Description of the task: The entries are to be duplicated exactly, though any picture in them must be omitted.

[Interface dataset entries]
....................

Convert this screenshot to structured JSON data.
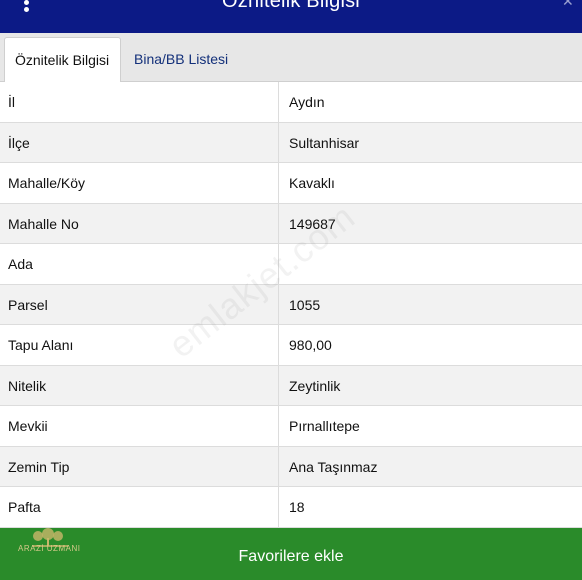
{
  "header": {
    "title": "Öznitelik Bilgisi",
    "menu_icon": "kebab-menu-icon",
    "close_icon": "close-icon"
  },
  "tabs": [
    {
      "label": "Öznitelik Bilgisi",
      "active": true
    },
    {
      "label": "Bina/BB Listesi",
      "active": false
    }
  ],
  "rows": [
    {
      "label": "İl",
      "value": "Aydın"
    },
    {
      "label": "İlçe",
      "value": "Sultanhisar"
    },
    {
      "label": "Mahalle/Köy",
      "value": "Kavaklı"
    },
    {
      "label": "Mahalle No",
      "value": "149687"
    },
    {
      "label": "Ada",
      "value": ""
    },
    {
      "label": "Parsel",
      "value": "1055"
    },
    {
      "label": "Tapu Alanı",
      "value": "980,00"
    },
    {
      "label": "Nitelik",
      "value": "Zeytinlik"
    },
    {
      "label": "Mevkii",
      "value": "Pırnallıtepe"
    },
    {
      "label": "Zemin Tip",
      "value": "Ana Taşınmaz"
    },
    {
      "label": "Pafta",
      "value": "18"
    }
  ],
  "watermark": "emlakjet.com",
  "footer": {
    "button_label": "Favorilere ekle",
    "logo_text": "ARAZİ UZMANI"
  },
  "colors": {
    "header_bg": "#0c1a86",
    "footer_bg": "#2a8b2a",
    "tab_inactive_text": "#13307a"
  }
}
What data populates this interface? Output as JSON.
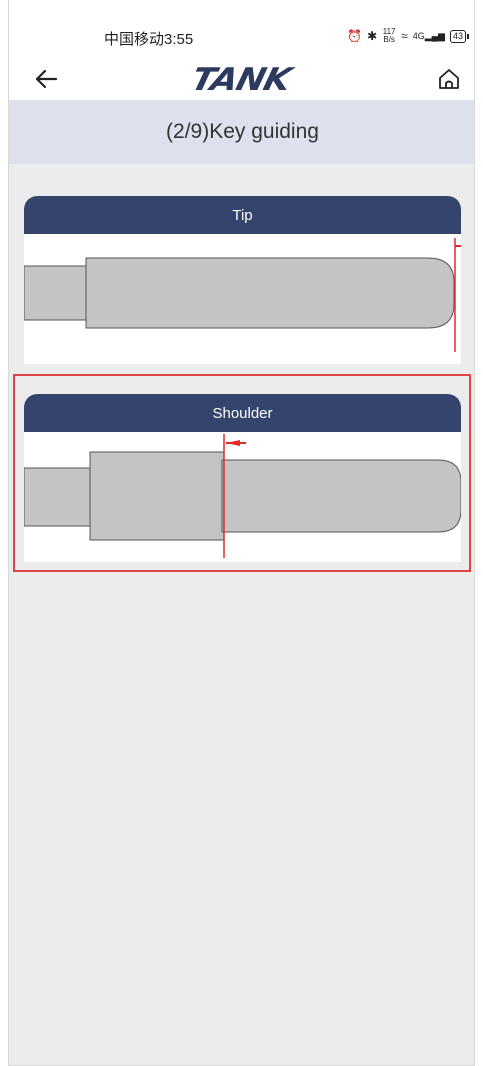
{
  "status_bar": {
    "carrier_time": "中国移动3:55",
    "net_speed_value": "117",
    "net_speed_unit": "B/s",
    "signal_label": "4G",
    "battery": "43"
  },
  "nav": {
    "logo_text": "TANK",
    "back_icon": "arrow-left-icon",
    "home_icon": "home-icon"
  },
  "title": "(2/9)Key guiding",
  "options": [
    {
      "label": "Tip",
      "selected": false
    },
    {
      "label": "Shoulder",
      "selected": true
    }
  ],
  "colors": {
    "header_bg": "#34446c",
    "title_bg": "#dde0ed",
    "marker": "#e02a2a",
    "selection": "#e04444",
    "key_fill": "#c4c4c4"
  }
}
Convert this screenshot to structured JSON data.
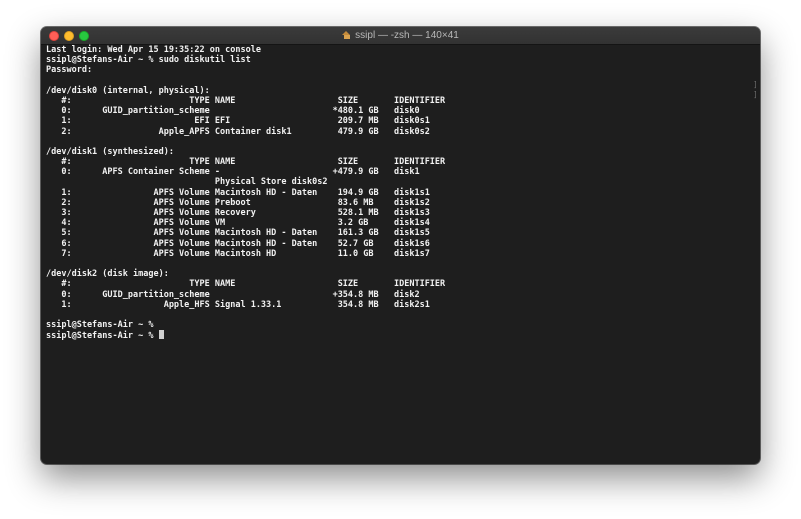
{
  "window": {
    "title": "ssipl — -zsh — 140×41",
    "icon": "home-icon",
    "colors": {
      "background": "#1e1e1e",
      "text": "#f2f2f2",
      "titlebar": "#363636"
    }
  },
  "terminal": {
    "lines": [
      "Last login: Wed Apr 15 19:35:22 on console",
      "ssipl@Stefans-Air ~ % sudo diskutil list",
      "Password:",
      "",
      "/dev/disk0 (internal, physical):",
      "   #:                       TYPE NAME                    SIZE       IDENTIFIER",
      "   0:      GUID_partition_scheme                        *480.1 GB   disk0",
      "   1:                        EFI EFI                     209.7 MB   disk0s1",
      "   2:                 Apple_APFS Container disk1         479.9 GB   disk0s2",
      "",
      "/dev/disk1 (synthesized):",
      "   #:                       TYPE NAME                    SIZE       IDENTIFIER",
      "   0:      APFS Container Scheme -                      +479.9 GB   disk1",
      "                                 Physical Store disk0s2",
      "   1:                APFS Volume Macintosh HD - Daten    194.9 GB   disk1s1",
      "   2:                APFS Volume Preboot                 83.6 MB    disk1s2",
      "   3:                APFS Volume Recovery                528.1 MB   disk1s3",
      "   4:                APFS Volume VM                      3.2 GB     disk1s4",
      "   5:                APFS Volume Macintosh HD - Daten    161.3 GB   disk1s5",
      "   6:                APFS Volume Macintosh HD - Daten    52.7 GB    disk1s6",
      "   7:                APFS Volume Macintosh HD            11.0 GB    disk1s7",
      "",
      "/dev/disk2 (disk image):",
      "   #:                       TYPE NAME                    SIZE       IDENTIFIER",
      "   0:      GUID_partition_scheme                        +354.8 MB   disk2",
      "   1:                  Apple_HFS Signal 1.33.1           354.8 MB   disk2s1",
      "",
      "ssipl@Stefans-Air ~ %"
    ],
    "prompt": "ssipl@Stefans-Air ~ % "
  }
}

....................

Solution to this problem:
Convert this screenshot to structured JSON data.
{
  "header": {
    "title": "Öznitelik Bilgisi",
    "menu_icon": "kebab-menu-icon",
    "close_icon": "close-icon"
  },
  "tabs": [
    {
      "label": "Öznitelik Bilgisi",
      "active": true
    },
    {
      "label": "Bina/BB Listesi",
      "active": false
    }
  ],
  "rows": [
    {
      "label": "İl",
      "value": "Aydın"
    },
    {
      "label": "İlçe",
      "value": "Sultanhisar"
    },
    {
      "label": "Mahalle/Köy",
      "value": "Kavaklı"
    },
    {
      "label": "Mahalle No",
      "value": "149687"
    },
    {
      "label": "Ada",
      "value": ""
    },
    {
      "label": "Parsel",
      "value": "1055"
    },
    {
      "label": "Tapu Alanı",
      "value": "980,00"
    },
    {
      "label": "Nitelik",
      "value": "Zeytinlik"
    },
    {
      "label": "Mevkii",
      "value": "Pırnallıtepe"
    },
    {
      "label": "Zemin Tip",
      "value": "Ana Taşınmaz"
    },
    {
      "label": "Pafta",
      "value": "18"
    }
  ],
  "watermark": "emlakjet.com",
  "footer": {
    "button_label": "Favorilere ekle",
    "logo_text": "ARAZİ UZMANI"
  },
  "colors": {
    "header_bg": "#0c1a86",
    "footer_bg": "#2a8b2a",
    "tab_inactive_text": "#13307a"
  }
}
What data populates this interface? Output as JSON.
{
  "status_bar": {
    "carrier_time": "中国移动3:55",
    "net_speed_value": "117",
    "net_speed_unit": "B/s",
    "signal_label": "4G",
    "battery": "43"
  },
  "nav": {
    "logo_text": "TANK",
    "back_icon": "arrow-left-icon",
    "home_icon": "home-icon"
  },
  "title": "(2/9)Key guiding",
  "options": [
    {
      "label": "Tip",
      "selected": false
    },
    {
      "label": "Shoulder",
      "selected": true
    }
  ],
  "colors": {
    "header_bg": "#34446c",
    "title_bg": "#dde0ed",
    "marker": "#e02a2a",
    "selection": "#e04444",
    "key_fill": "#c4c4c4"
  }
}
Convert this screenshot to structured JSON data.
{
  "window": {
    "title": "ssipl — -zsh — 140×41",
    "icon": "home-icon",
    "colors": {
      "background": "#1e1e1e",
      "text": "#f2f2f2",
      "titlebar": "#363636"
    }
  },
  "terminal": {
    "lines": [
      "Last login: Wed Apr 15 19:35:22 on console",
      "ssipl@Stefans-Air ~ % sudo diskutil list",
      "Password:",
      "",
      "/dev/disk0 (internal, physical):",
      "   #:                       TYPE NAME                    SIZE       IDENTIFIER",
      "   0:      GUID_partition_scheme                        *480.1 GB   disk0",
      "   1:                        EFI EFI                     209.7 MB   disk0s1",
      "   2:                 Apple_APFS Container disk1         479.9 GB   disk0s2",
      "",
      "/dev/disk1 (synthesized):",
      "   #:                       TYPE NAME                    SIZE       IDENTIFIER",
      "   0:      APFS Container Scheme -                      +479.9 GB   disk1",
      "                                 Physical Store disk0s2",
      "   1:                APFS Volume Macintosh HD - Daten    194.9 GB   disk1s1",
      "   2:                APFS Volume Preboot                 83.6 MB    disk1s2",
      "   3:                APFS Volume Recovery                528.1 MB   disk1s3",
      "   4:                APFS Volume VM                      3.2 GB     disk1s4",
      "   5:                APFS Volume Macintosh HD - Daten    161.3 GB   disk1s5",
      "   6:                APFS Volume Macintosh HD - Daten    52.7 GB    disk1s6",
      "   7:                APFS Volume Macintosh HD            11.0 GB    disk1s7",
      "",
      "/dev/disk2 (disk image):",
      "   #:                       TYPE NAME                    SIZE       IDENTIFIER",
      "   0:      GUID_partition_scheme                        +354.8 MB   disk2",
      "   1:                  Apple_HFS Signal 1.33.1           354.8 MB   disk2s1",
      "",
      "ssipl@Stefans-Air ~ %"
    ],
    "prompt": "ssipl@Stefans-Air ~ % "
  }
}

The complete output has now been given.